**Requirement**.
The word "unlock" may appear in some lines of the data; copy every such line.

**Excerpted data**.

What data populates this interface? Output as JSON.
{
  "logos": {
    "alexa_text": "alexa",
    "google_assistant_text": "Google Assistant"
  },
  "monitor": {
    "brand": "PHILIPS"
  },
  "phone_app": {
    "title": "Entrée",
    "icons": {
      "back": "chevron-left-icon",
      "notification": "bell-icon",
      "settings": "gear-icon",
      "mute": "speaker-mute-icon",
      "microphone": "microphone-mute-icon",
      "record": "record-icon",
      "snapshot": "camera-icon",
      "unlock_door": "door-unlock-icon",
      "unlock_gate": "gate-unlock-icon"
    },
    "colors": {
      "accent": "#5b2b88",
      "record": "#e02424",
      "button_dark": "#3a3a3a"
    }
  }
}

**Exercise solution**.
      "unlock_door": "door-unlock-icon",
      "unlock_gate": "gate-unlock-icon"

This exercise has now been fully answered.